Another way to look at reliever value along these lines is to adjust WPA using a pitcher’s average leverage index (aLI) for a stat variably called situational wins or context-neutral wins (referred to as WPA/LI). Here Hoffman ranks fourth all-time (note the discontinuity of rankings outside the top 10).
|1||Mariano Rivera||33.7||1,283 2/3|
|2||Hoyt Wilhelm||27.4||2,254 1/3|
|3||Dennis Eckersley||25.8||3,285 2/3|
|4||Trevor Hoffman||19.5||1,089 1/3|
|6||Joe Nathan||15.7||923 1/3|
|8||Rollie Fingers||15.2||1,701 1/3|
|9||Rich Gossage||15.0||1,089 1/3|
|17||Lee Smith||12.9||1,289 1/3|
The average Hall of Fame reliever (including Eckersley) weighs in at 19.0, just a hair below Hoffman.
Those measures provide a stronger rationale for voting for Hoffman than JAWS does, particularly when taken alongside his mountain of saves, seven All-Star appearances and role in helping the Padres to four postseason appearances. Since JAWS guides my process, I’d prefer not to bump a deserving candidate off my (virtual) ballot when I've already got more than 10 competing for its 10 spaces, some with 10-year maximums or 5.0% minimums working against them. But with this ballot less crowded than last year, I’m willing to keep Hoffman under consideration for my final 10.

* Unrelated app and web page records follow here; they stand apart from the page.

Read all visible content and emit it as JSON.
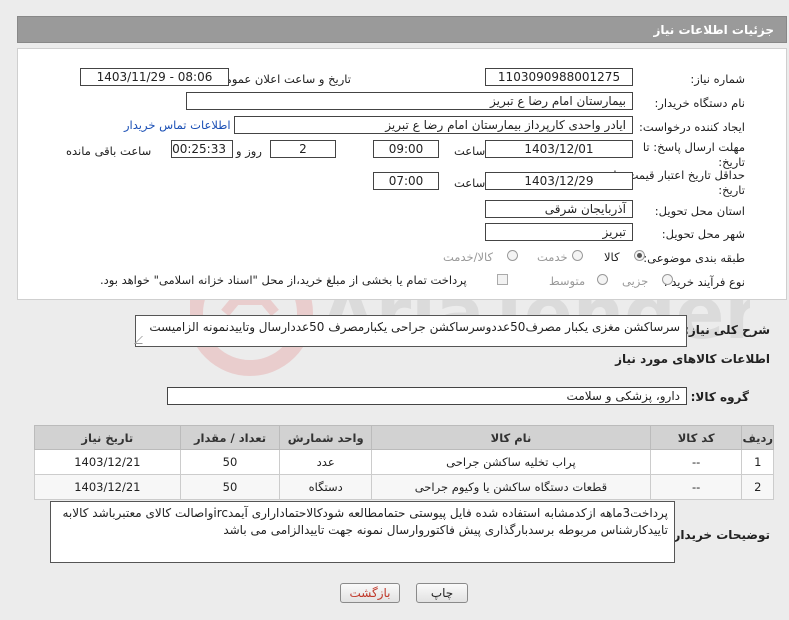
{
  "header": {
    "title": "جزئیات اطلاعات نیاز"
  },
  "fields": {
    "need_number_label": "شماره نیاز:",
    "need_number": "1103090988001275",
    "announce_label": "تاریخ و ساعت اعلان عمومی:",
    "announce_value": "1403/11/29 - 08:06",
    "buyer_org_label": "نام دستگاه خریدار:",
    "buyer_org": "بیمارستان امام رضا  ع  تبریز",
    "requester_label": "ایجاد کننده درخواست:",
    "requester": "ایادر واحدی کارپرداز بیمارستان امام رضا  ع  تبریز",
    "contact_link": "اطلاعات تماس خریدار",
    "deadline_label": "مهلت ارسال پاسخ: تا تاریخ:",
    "deadline_date": "1403/12/01",
    "time_label": "ساعت",
    "deadline_time": "09:00",
    "days_value": "2",
    "days_and_label": "روز و",
    "remaining_time": "00:25:33",
    "remaining_label": "ساعت باقی مانده",
    "validity_label": "حداقل تاریخ اعتبار قیمت: تا تاریخ:",
    "validity_date": "1403/12/29",
    "validity_time": "07:00",
    "province_label": "استان محل تحویل:",
    "province": "آذربایجان شرقی",
    "city_label": "شهر محل تحویل:",
    "city": "تبریز",
    "category_label": "طبقه بندی موضوعی:",
    "category_options": [
      "کالا",
      "خدمت",
      "کالا/خدمت"
    ],
    "process_label": "نوع فرآیند خرید :",
    "process_options": [
      "جزیی",
      "متوسط"
    ],
    "payment_note": "پرداخت تمام یا بخشی از مبلغ خرید،از محل \"اسناد خزانه اسلامی\" خواهد بود."
  },
  "summary": {
    "label": "شرح کلی نیاز:",
    "text": "سرساکشن مغزی یکبار مصرف50عددوسرساکشن جراحی یکبارمصرف 50عددارسال وتاییدنمونه الزامیست"
  },
  "goods": {
    "section_title": "اطلاعات کالاهای مورد نیاز",
    "group_label": "گروه کالا:",
    "group_value": "دارو، پزشکی و سلامت",
    "columns": [
      "ردیف",
      "کد کالا",
      "نام کالا",
      "واحد شمارش",
      "تعداد / مقدار",
      "تاریخ نیاز"
    ],
    "rows": [
      [
        "1",
        "--",
        "پراب تخلیه ساکشن جراحی",
        "عدد",
        "50",
        "1403/12/21"
      ],
      [
        "2",
        "--",
        "قطعات دستگاه ساکشن یا وکیوم جراحی",
        "دستگاه",
        "50",
        "1403/12/21"
      ]
    ]
  },
  "buyer_notes": {
    "label": "توضیحات خریدار:",
    "text": "پرداخت3ماهه ازکدمشابه استفاده شده فایل پیوستی حتمامطالعه شودکالاحتماداراری آیمدircواصالت کالای معتبرباشد کالابه تاییدکارشناس مربوطه برسدبارگذاری پیش فاکتوروارسال نمونه جهت تاییدالزامی می باشد"
  },
  "buttons": {
    "print": "چاپ",
    "back": "بازگشت"
  },
  "colors": {
    "header_bg": "#9a9a9a",
    "link": "#1a4fb5",
    "back_text": "#c0392b"
  }
}
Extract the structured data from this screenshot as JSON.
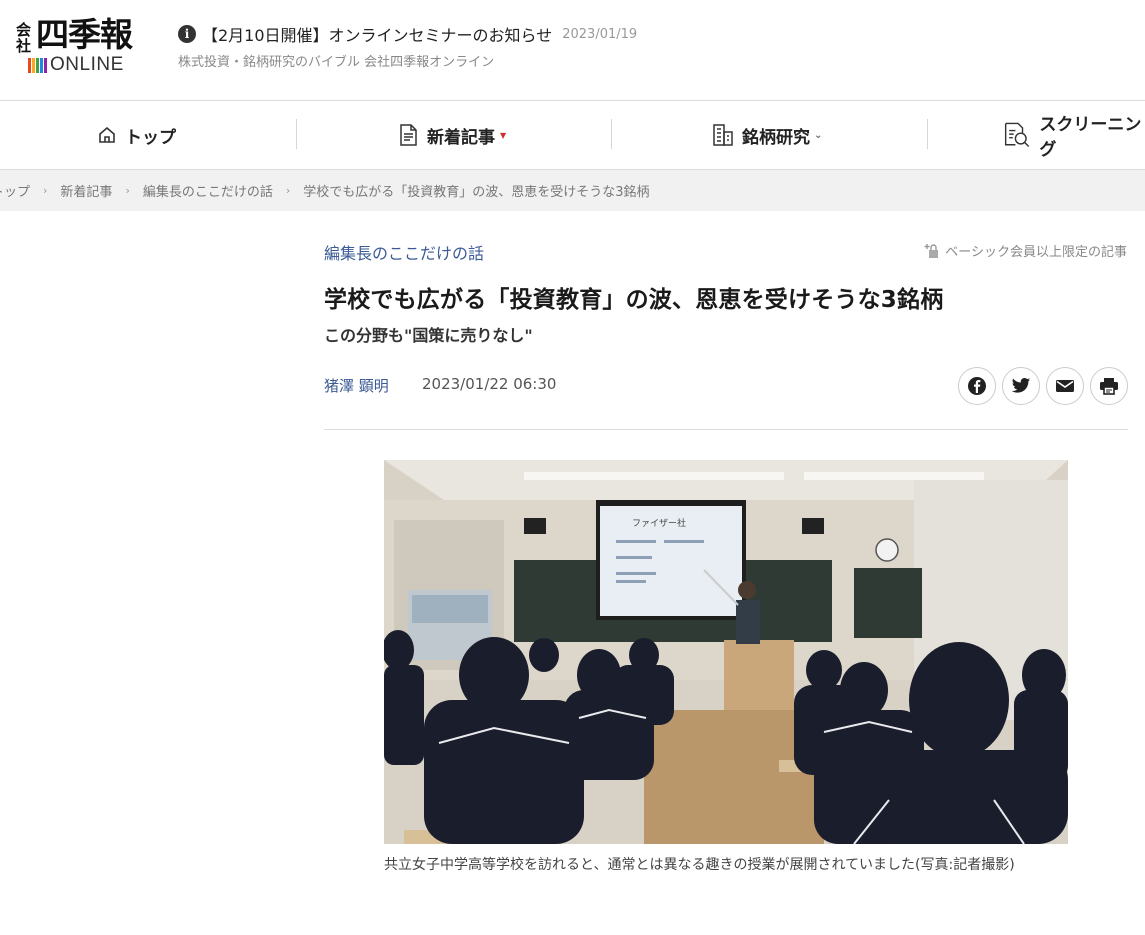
{
  "header": {
    "logo_kaisha": "会社",
    "logo_name": "四季報",
    "logo_online": "ONLINE",
    "logo_bar_colors": [
      "#e64a19",
      "#f9a825",
      "#43a047",
      "#1e88e5",
      "#8e24aa"
    ],
    "notice_icon": "info-icon",
    "notice_text": "【2月10日開催】オンラインセミナーのお知らせ",
    "notice_date": "2023/01/19",
    "tagline": "株式投資・銘柄研究のバイブル 会社四季報オンライン"
  },
  "nav": {
    "items": [
      {
        "label": "トップ",
        "icon": "home-icon"
      },
      {
        "label": "新着記事",
        "icon": "document-icon",
        "caret": "▼"
      },
      {
        "label": "銘柄研究",
        "icon": "building-icon",
        "caret": "⌄"
      },
      {
        "label": "スクリーニング",
        "icon": "screening-search-icon"
      }
    ]
  },
  "breadcrumb": {
    "items": [
      "トップ",
      "新着記事",
      "編集長のここだけの話",
      "学校でも広がる「投資教育」の波、恩恵を受けそうな3銘柄"
    ],
    "separator": "›"
  },
  "article": {
    "category": "編集長のここだけの話",
    "members_only": "ベーシック会員以上限定の記事",
    "title": "学校でも広がる「投資教育」の波、恩恵を受けそうな3銘柄",
    "subtitle": "この分野も\"国策に売りなし\"",
    "author": "猪澤 顕明",
    "date": "2023/01/22 06:30",
    "share_icons": [
      "facebook-icon",
      "twitter-icon",
      "mail-icon",
      "print-icon"
    ],
    "screen_text": "ファイザー社",
    "photo_caption": "共立女子中学高等学校を訪れると、通常とは異なる趣きの授業が展開されていました(写真:記者撮影)"
  },
  "colors": {
    "link_blue": "#3c5b96",
    "breadcrumb_bg": "#f1f1f1",
    "caret_red": "#d0312d"
  }
}
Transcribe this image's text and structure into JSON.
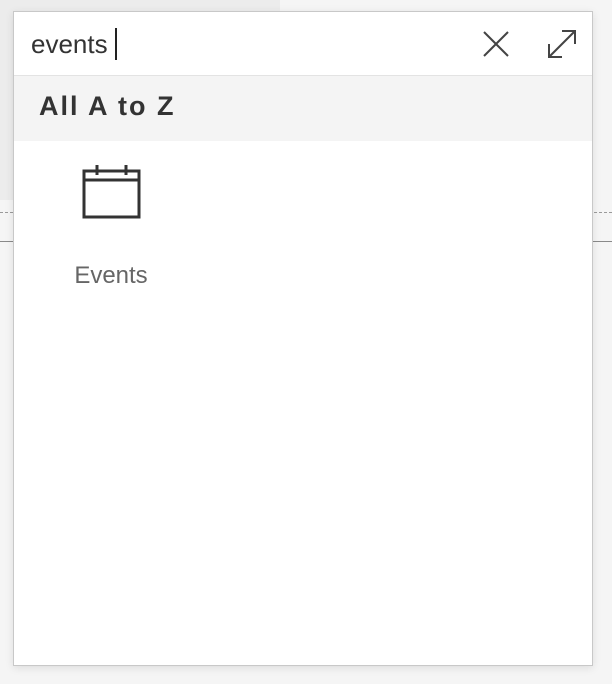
{
  "search": {
    "value": "events",
    "clear_icon": "close-icon",
    "expand_icon": "expand-icon"
  },
  "section": {
    "title": "All A to Z"
  },
  "results": [
    {
      "label": "Events",
      "icon": "calendar-icon"
    }
  ],
  "colors": {
    "text": "#333333",
    "label": "#666666",
    "header_bg": "#f4f4f4",
    "panel_border": "#c8c8c8"
  }
}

With or without my (non-voting) support, Hoffman is on his way to Cooperstown, at least eventually. No candidate has ever received as high a percentage as he did in 2016 (67.3%) without eventual election, though since 1966, only five of the eight who debuted with at least 65.0% were elected the next year: Roberto Alomar, Yogi Berra, Fingers, Carlton Fisk and Whitey Ford. Craig Biggio and Gaylord Perry took until their third year, Phil Niekro until his fifth. What’s more, both times since 1966 that three candidates returned to the ballot after receiving 65.0% or more (regardless of how many years it had taken), only the top two from the previous year were elected. When it first happened in 1983–84, Wilhelm was involved.

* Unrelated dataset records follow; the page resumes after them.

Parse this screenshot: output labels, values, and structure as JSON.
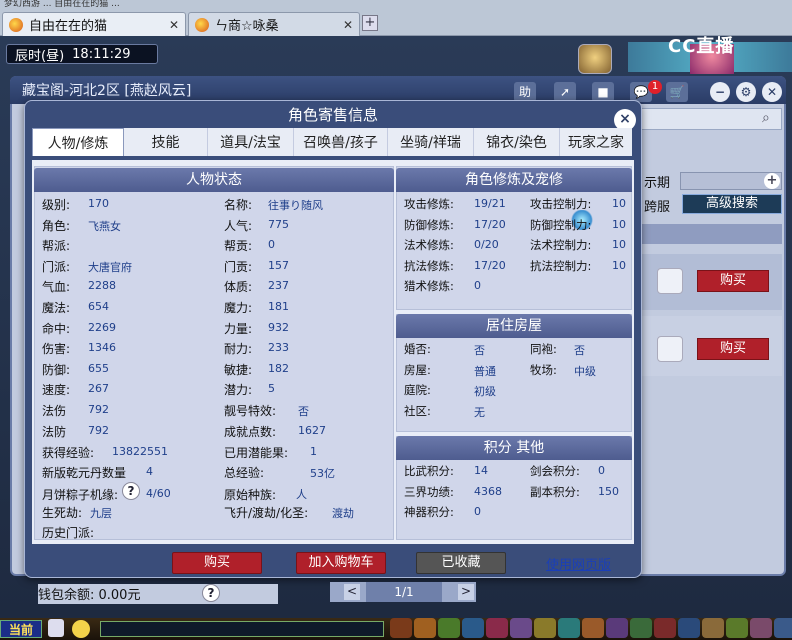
{
  "browser": {
    "top_title": "梦幻西游 ... 自由在在的猫 ...",
    "tabs": [
      {
        "label": "自由在在的猫"
      },
      {
        "label": "ㄣ商☆咏桑"
      }
    ],
    "new_tab": "+"
  },
  "game": {
    "time": "辰时(昼)",
    "clock": "18:11:29",
    "cc_logo": "CC直播"
  },
  "outer_window": {
    "title": "藏宝阁-河北2区 [燕赵风云]",
    "help_btn": "助",
    "badge_count": "1",
    "expiry_label": "示期",
    "plus": "+",
    "cross_server_label": "跨服",
    "advanced_search": "高级搜索",
    "buy_label": "购买",
    "search_icon": "search-icon"
  },
  "modal": {
    "title": "角色寄售信息",
    "close": "×",
    "tabs": [
      "人物/修炼",
      "技能",
      "道具/法宝",
      "召唤兽/孩子",
      "坐骑/祥瑞",
      "锦衣/染色",
      "玩家之家"
    ],
    "active_tab": 0,
    "status": {
      "header": "人物状态",
      "left": [
        {
          "label": "级别:",
          "value": "170"
        },
        {
          "label": "角色:",
          "value": "飞燕女"
        },
        {
          "label": "帮派:",
          "value": ""
        },
        {
          "label": "门派:",
          "value": "大唐官府"
        },
        {
          "label": "气血:",
          "value": "2288"
        },
        {
          "label": "魔法:",
          "value": "654"
        },
        {
          "label": "命中:",
          "value": "2269"
        },
        {
          "label": "伤害:",
          "value": "1346"
        },
        {
          "label": "防御:",
          "value": "655"
        },
        {
          "label": "速度:",
          "value": "267"
        },
        {
          "label": "法伤",
          "value": "792"
        },
        {
          "label": "法防",
          "value": "792"
        }
      ],
      "right": [
        {
          "label": "名称:",
          "value": "往事り随风"
        },
        {
          "label": "人气:",
          "value": "775"
        },
        {
          "label": "帮贡:",
          "value": "0"
        },
        {
          "label": "门贡:",
          "value": "157"
        },
        {
          "label": "体质:",
          "value": "237"
        },
        {
          "label": "魔力:",
          "value": "181"
        },
        {
          "label": "力量:",
          "value": "932"
        },
        {
          "label": "耐力:",
          "value": "233"
        },
        {
          "label": "敏捷:",
          "value": "182"
        },
        {
          "label": "潜力:",
          "value": "5"
        },
        {
          "label": "靓号特效:",
          "value": "否"
        },
        {
          "label": "成就点数:",
          "value": "1627"
        }
      ],
      "exp_label": "获得经验:",
      "exp_value": "13822551",
      "used_potential_label": "已用潜能果:",
      "used_potential_value": "1",
      "qianyuan_label": "新版乾元丹数量",
      "qianyuan_value": "4",
      "total_exp_label": "总经验:",
      "total_exp_value": "53亿",
      "mooncake_label": "月饼粽子机缘:",
      "mooncake_help": "?",
      "mooncake_value": "4/60",
      "race_label": "原始种族:",
      "race_value": "人",
      "life_death_label": "生死劫:",
      "life_death_value": "九层",
      "ascend_label": "飞升/渡劫/化圣:",
      "ascend_value": "渡劫",
      "history_label": "历史门派:"
    },
    "cultivation": {
      "header": "角色修炼及宠修",
      "rows": [
        {
          "l": "攻击修炼:",
          "lv": "19/21",
          "r": "攻击控制力:",
          "rv": "10"
        },
        {
          "l": "防御修炼:",
          "lv": "17/20",
          "r": "防御控制力:",
          "rv": "10"
        },
        {
          "l": "法术修炼:",
          "lv": "0/20",
          "r": "法术控制力:",
          "rv": "10"
        },
        {
          "l": "抗法修炼:",
          "lv": "17/20",
          "r": "抗法控制力:",
          "rv": "10"
        },
        {
          "l": "猎术修炼:",
          "lv": "0",
          "r": "",
          "rv": ""
        }
      ]
    },
    "house": {
      "header": "居住房屋",
      "rows": [
        {
          "l": "婚否:",
          "lv": "否",
          "r": "同袍:",
          "rv": "否"
        },
        {
          "l": "房屋:",
          "lv": "普通",
          "r": "牧场:",
          "rv": "中级"
        },
        {
          "l": "庭院:",
          "lv": "初级",
          "r": "",
          "rv": ""
        },
        {
          "l": "社区:",
          "lv": "无",
          "r": "",
          "rv": ""
        }
      ]
    },
    "points": {
      "header": "积分 其他",
      "rows": [
        {
          "l": "比武积分:",
          "lv": "14",
          "r": "剑会积分:",
          "rv": "0"
        },
        {
          "l": "三界功绩:",
          "lv": "4368",
          "r": "副本积分:",
          "rv": "150"
        },
        {
          "l": "神器积分:",
          "lv": "0",
          "r": "",
          "rv": ""
        }
      ]
    },
    "buttons": {
      "buy": "购买",
      "add_cart": "加入购物车",
      "collected": "已收藏",
      "web_version": "使用网页版"
    }
  },
  "footer": {
    "wallet": "钱包余额: 0.00元",
    "help": "?",
    "page": "1/1",
    "prev": "<",
    "next": ">",
    "current": "当前"
  },
  "colors": {
    "buy_button": "#b0202a",
    "header_blue": "#4e5c8f",
    "value_blue": "#1f3f8a",
    "adv_search_bg": "#1d3b57"
  }
}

|player||1983 vote %||1984 vote %|
Wilhelm was finally elected in 1985, but the very next year, a similar scenario began.

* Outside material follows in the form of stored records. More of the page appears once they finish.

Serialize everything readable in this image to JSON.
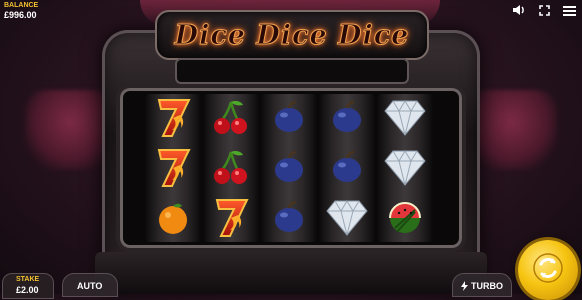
{
  "game": {
    "title": "Dice Dice Dice"
  },
  "hud": {
    "balance_label": "BALANCE",
    "balance_value": "£996.00",
    "stake_label": "STAKE",
    "stake_value": "£2.00",
    "auto_label": "AUTO",
    "turbo_label": "TURBO",
    "icons": [
      "sound-icon",
      "fullscreen-icon",
      "menu-icon"
    ]
  },
  "reels": [
    [
      "seven",
      "seven",
      "orange"
    ],
    [
      "cherry",
      "cherry",
      "seven"
    ],
    [
      "plum",
      "plum",
      "plum"
    ],
    [
      "plum",
      "plum",
      "diamond"
    ],
    [
      "diamond",
      "diamond",
      "watermelon"
    ]
  ],
  "colors": {
    "accent": "#f2c230",
    "spin_button": "#f6c411"
  }
}
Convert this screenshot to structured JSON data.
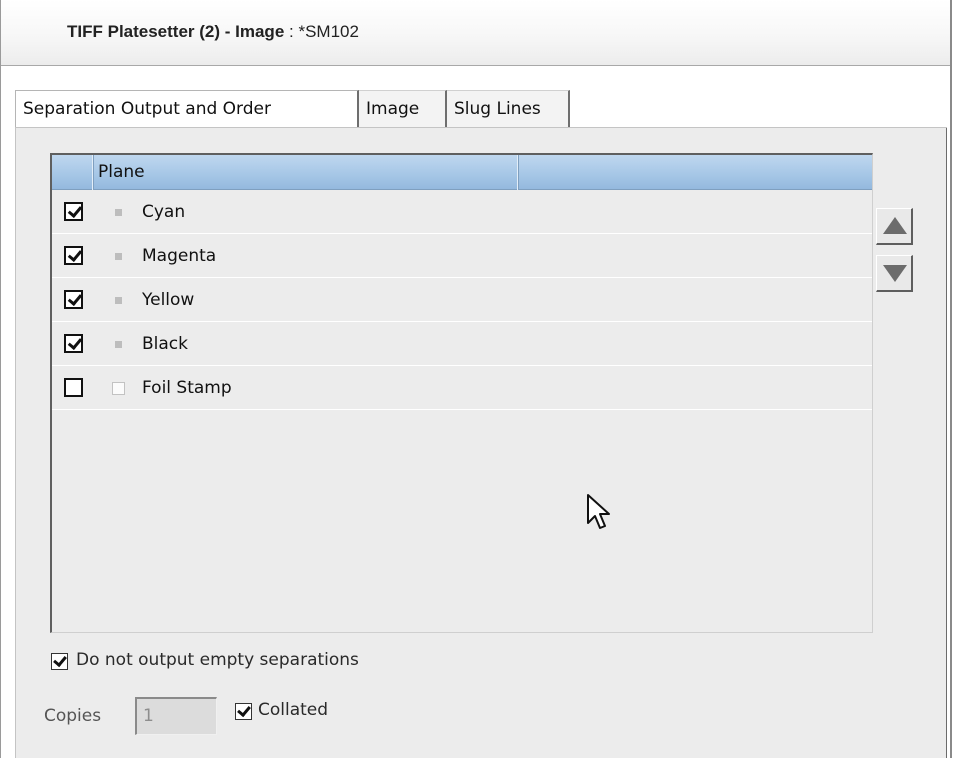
{
  "window": {
    "title_bold": "TIFF Platesetter (2) - Image",
    "title_rest": " : *SM102"
  },
  "tabs": [
    {
      "label": "Separation Output and Order",
      "active": true
    },
    {
      "label": "Image",
      "active": false
    },
    {
      "label": "Slug Lines",
      "active": false
    }
  ],
  "plane_list": {
    "header": "Plane",
    "rows": [
      {
        "label": "Cyan",
        "checked": true
      },
      {
        "label": "Magenta",
        "checked": true
      },
      {
        "label": "Yellow",
        "checked": true
      },
      {
        "label": "Black",
        "checked": true
      },
      {
        "label": "Foil Stamp",
        "checked": false
      }
    ]
  },
  "buttons": {
    "move_up_icon": "triangle-up-icon",
    "move_down_icon": "triangle-down-icon"
  },
  "options": {
    "empty_separations_label": "Do not output empty separations",
    "empty_separations_checked": true,
    "copies_label": "Copies",
    "copies_value": "1",
    "collated_label": "Collated",
    "collated_checked": true
  }
}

|player||1986 vote %||1987 vote %|
Unlike Wilhelm, Bunning had a long wait: The Veterans Committee finally elected him in 1996. Notably, neither the 1984 nor '87 ballots had any first-year candidates who received significant support, whereas this year features newcomers Ivan Rodriguez, Vlad Guerrero, Manny Ramirez and Jorge Posada.
Still, Hoffman has plenty of time to get to 75%. When he does, his enshrinement will serve to remind that the Cooperstown door remains open to closers of all shapes and styles.